This is in response to the Daily Post photo challenge on Adventure.
Trekking in the Himalayas is a complete adventure. But for me, the adrenalin rush is pronounced when I have to cross a glacier. When a trek route is being discussed and finalized, the first thing that I ask is “how much of snow will be there?” I am not bothered much about the altitude, having gone up to 19000 feet while going around Mount Kailash in Tibet. Snow conditions depend not just on altitude alone but also on the geographical location and the month of the year. But walking on ice is not a cakewalk (pun intended) for me.
The following 3 photographs were taken on my trek to Har ki dun, a beautiful valley at the base of swargarohini peak in Uttarakhand region of the Himalayas. We had taken a circuitous route which entailed crossing a series of glaciers on one day, most of them being on an incline of about 60-70 degrees requiring fixing of rope.
A few years later, on a trek to Indrahara Pass in the Dhauladhar range of the Himalayas, I opted to stay back at the last camp at the foot of the pass and 5 members of the group left at four in the morning to negotiate the steep (read scary) snow track , full of crevasses. You can see my good friends Arvind, Jaspal and the guides in the following photographs. Hair-raising adventure indeed!

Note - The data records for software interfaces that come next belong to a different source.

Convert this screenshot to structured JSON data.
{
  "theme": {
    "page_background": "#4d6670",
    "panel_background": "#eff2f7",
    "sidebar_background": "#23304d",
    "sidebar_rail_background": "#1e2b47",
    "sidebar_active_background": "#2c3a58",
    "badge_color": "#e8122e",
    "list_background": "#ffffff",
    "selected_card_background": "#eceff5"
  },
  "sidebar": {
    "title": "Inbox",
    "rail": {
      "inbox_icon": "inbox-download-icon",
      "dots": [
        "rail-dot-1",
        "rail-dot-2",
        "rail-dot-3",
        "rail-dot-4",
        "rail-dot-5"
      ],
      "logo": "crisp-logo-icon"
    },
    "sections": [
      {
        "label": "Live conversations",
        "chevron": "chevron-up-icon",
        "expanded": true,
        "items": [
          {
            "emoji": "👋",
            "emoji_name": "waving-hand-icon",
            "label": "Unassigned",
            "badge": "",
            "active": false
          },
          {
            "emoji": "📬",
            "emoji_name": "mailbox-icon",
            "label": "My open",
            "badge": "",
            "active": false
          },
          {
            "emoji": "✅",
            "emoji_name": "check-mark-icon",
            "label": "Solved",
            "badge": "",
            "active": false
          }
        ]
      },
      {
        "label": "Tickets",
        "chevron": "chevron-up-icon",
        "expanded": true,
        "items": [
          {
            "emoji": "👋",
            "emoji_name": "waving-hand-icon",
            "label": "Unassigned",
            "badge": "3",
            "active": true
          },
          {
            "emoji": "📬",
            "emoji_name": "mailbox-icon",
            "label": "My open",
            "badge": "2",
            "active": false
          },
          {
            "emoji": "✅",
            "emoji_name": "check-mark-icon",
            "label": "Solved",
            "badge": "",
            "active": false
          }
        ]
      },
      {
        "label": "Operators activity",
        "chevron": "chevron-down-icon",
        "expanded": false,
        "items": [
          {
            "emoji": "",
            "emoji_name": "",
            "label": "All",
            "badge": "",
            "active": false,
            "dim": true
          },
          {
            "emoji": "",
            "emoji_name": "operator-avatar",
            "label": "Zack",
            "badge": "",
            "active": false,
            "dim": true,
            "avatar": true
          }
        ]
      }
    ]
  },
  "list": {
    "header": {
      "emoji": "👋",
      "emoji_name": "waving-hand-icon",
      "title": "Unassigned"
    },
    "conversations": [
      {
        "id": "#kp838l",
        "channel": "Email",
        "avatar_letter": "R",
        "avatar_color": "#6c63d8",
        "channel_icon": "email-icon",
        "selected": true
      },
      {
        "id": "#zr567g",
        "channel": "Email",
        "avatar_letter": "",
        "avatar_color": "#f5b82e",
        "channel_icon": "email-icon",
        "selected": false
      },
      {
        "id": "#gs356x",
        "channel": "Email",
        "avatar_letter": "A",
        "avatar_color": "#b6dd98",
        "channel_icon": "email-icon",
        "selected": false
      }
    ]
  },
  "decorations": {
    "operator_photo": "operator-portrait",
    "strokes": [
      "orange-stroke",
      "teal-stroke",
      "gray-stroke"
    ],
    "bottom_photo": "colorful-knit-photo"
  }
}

This is in response to the writing challenge from The Daily Post
In my day-dreams, I envision a place. A cottage in the countryside, compact, having a garden and a sit-out. Often, I imagine living in a place like this, peaceful and contented, tending to my garden, eating organically grown food and taking long walks in the countryside, with lush fields on either side. Of course, it should not be too remote and have a fairly good connectivity to nearby towns and cities, which one can visit occasionally. Does it paint a wonderful picture? Perhaps, this is a vision which is not uncommon among the urban dwellers, especially those who are past their prime. Serenity in a great setting? I would like to have that, please.
When I was younger, I would often imagine buying a small house in the countryside after I have earned and saved enough to quit my job. This was to be done some day but, in the meanwhile, I kept visiting the countryside, sometimes as a day-trip from the nearest town where I could stay, sometimes as a part of hiking in the mountain trails, a few times when I could find a home-stay in a village or farm. These have given me the opportunity to live for a day or two in the countryside and walk a good deal. Over the years, I find that this is better than buying a house with all the attendant problems of ownership, local politics and being tied down to one place. Also, serenity is a state of mind, is it not so? And I should attempt to move in that direction, in the here and now, wherever I am living. So, my new mantra is “earn well, save well and travel well”, with more journeys into the wilderness rather than to big cities of the world. During my ramblings in the countryside, when I come across a quaint cottage with a garden, I re-visit the day-dream with a slight twinge of regret. And then, I tell myself that being there and experiencing the beauty is more important and has greater value.
My recent visit to a place called Igatpuri (a small town in Maharashtra, India) and the walks I had in the countryside around this place were sheer joy.